(Web page and app entries)
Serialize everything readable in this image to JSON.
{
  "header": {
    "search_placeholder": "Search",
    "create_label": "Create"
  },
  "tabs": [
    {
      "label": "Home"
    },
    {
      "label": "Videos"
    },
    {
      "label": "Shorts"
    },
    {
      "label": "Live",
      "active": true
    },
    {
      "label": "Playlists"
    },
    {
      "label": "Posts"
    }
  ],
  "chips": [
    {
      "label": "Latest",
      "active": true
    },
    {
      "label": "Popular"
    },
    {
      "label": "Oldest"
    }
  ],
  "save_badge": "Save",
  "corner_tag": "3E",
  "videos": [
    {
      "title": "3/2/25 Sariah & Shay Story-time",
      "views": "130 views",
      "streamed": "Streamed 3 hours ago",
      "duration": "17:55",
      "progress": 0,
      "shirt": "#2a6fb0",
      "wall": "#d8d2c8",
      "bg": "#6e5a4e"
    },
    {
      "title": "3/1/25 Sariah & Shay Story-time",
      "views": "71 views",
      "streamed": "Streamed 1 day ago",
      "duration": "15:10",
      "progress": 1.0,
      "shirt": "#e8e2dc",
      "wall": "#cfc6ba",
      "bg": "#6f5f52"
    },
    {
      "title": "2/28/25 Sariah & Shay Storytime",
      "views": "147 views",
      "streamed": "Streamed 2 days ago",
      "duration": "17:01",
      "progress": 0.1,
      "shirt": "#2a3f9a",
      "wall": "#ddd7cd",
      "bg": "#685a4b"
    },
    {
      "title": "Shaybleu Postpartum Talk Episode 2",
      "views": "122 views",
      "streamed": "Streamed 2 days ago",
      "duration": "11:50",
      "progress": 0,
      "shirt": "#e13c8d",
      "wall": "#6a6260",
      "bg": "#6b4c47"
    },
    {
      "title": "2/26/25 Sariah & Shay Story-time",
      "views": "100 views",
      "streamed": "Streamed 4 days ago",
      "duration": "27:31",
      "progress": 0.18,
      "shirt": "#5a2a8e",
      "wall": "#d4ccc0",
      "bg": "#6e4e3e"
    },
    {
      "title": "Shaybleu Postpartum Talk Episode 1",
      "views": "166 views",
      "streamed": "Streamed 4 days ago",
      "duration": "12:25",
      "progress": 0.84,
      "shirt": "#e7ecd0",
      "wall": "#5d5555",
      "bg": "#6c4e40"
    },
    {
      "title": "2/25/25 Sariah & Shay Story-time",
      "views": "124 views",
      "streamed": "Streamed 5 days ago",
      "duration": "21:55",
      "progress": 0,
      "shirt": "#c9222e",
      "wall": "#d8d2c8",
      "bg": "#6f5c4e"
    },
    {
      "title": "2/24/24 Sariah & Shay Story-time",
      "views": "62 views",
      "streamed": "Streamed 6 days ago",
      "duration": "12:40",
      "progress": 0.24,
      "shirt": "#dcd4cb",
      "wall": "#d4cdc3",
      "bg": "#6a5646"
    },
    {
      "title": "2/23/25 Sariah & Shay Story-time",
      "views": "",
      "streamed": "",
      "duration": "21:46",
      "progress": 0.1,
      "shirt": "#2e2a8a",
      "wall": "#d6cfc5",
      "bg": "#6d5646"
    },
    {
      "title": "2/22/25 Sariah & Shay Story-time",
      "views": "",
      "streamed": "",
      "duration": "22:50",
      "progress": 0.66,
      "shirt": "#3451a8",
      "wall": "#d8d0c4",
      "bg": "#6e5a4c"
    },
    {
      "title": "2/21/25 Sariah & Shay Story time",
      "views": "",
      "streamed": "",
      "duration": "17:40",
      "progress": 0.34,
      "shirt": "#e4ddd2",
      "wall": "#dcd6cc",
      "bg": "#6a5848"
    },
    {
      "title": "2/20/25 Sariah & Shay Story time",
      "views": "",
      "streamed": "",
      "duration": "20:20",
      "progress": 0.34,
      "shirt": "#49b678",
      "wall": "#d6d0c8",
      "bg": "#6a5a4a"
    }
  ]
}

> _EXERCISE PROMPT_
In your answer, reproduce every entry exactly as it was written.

> _RESPONSE BELOW_
Serialize everything readable in this image to JSON.
{
  "header": {
    "search_placeholder": "Search",
    "create_label": "Create"
  },
  "tabs": [
    {
      "label": "Home"
    },
    {
      "label": "Videos"
    },
    {
      "label": "Shorts"
    },
    {
      "label": "Live",
      "active": true
    },
    {
      "label": "Playlists"
    },
    {
      "label": "Posts"
    }
  ],
  "chips": [
    {
      "label": "Latest",
      "active": true
    },
    {
      "label": "Popular"
    },
    {
      "label": "Oldest"
    }
  ],
  "save_badge": "Save",
  "corner_tag": "3E",
  "videos": [
    {
      "title": "3/2/25 Sariah & Shay Story-time",
      "views": "130 views",
      "streamed": "Streamed 3 hours ago",
      "duration": "17:55",
      "progress": 0,
      "shirt": "#2a6fb0",
      "wall": "#d8d2c8",
      "bg": "#6e5a4e"
    },
    {
      "title": "3/1/25 Sariah & Shay Story-time",
      "views": "71 views",
      "streamed": "Streamed 1 day ago",
      "duration": "15:10",
      "progress": 1.0,
      "shirt": "#e8e2dc",
      "wall": "#cfc6ba",
      "bg": "#6f5f52"
    },
    {
      "title": "2/28/25 Sariah & Shay Storytime",
      "views": "147 views",
      "streamed": "Streamed 2 days ago",
      "duration": "17:01",
      "progress": 0.1,
      "shirt": "#2a3f9a",
      "wall": "#ddd7cd",
      "bg": "#685a4b"
    },
    {
      "title": "Shaybleu Postpartum Talk Episode 2",
      "views": "122 views",
      "streamed": "Streamed 2 days ago",
      "duration": "11:50",
      "progress": 0,
      "shirt": "#e13c8d",
      "wall": "#6a6260",
      "bg": "#6b4c47"
    },
    {
      "title": "2/26/25 Sariah & Shay Story-time",
      "views": "100 views",
      "streamed": "Streamed 4 days ago",
      "duration": "27:31",
      "progress": 0.18,
      "shirt": "#5a2a8e",
      "wall": "#d4ccc0",
      "bg": "#6e4e3e"
    },
    {
      "title": "Shaybleu Postpartum Talk Episode 1",
      "views": "166 views",
      "streamed": "Streamed 4 days ago",
      "duration": "12:25",
      "progress": 0.84,
      "shirt": "#e7ecd0",
      "wall": "#5d5555",
      "bg": "#6c4e40"
    },
    {
      "title": "2/25/25 Sariah & Shay Story-time",
      "views": "124 views",
      "streamed": "Streamed 5 days ago",
      "duration": "21:55",
      "progress": 0,
      "shirt": "#c9222e",
      "wall": "#d8d2c8",
      "bg": "#6f5c4e"
    },
    {
      "title": "2/24/24 Sariah & Shay Story-time",
      "views": "62 views",
      "streamed": "Streamed 6 days ago",
      "duration": "12:40",
      "progress": 0.24,
      "shirt": "#dcd4cb",
      "wall": "#d4cdc3",
      "bg": "#6a5646"
    },
    {
      "title": "2/23/25 Sariah & Shay Story-time",
      "views": "",
      "streamed": "",
      "duration": "21:46",
      "progress": 0.1,
      "shirt": "#2e2a8a",
      "wall": "#d6cfc5",
      "bg": "#6d5646"
    },
    {
      "title": "2/22/25 Sariah & Shay Story-time",
      "views": "",
      "streamed": "",
      "duration": "22:50",
      "progress": 0.66,
      "shirt": "#3451a8",
      "wall": "#d8d0c4",
      "bg": "#6e5a4c"
    },
    {
      "title": "2/21/25 Sariah & Shay Story time",
      "views": "",
      "streamed": "",
      "duration": "17:40",
      "progress": 0.34,
      "shirt": "#e4ddd2",
      "wall": "#dcd6cc",
      "bg": "#6a5848"
    },
    {
      "title": "2/20/25 Sariah & Shay Story time",
      "views": "",
      "streamed": "",
      "duration": "20:20",
      "progress": 0.34,
      "shirt": "#49b678",
      "wall": "#d6d0c8",
      "bg": "#6a5a4a"
    }
  ]
}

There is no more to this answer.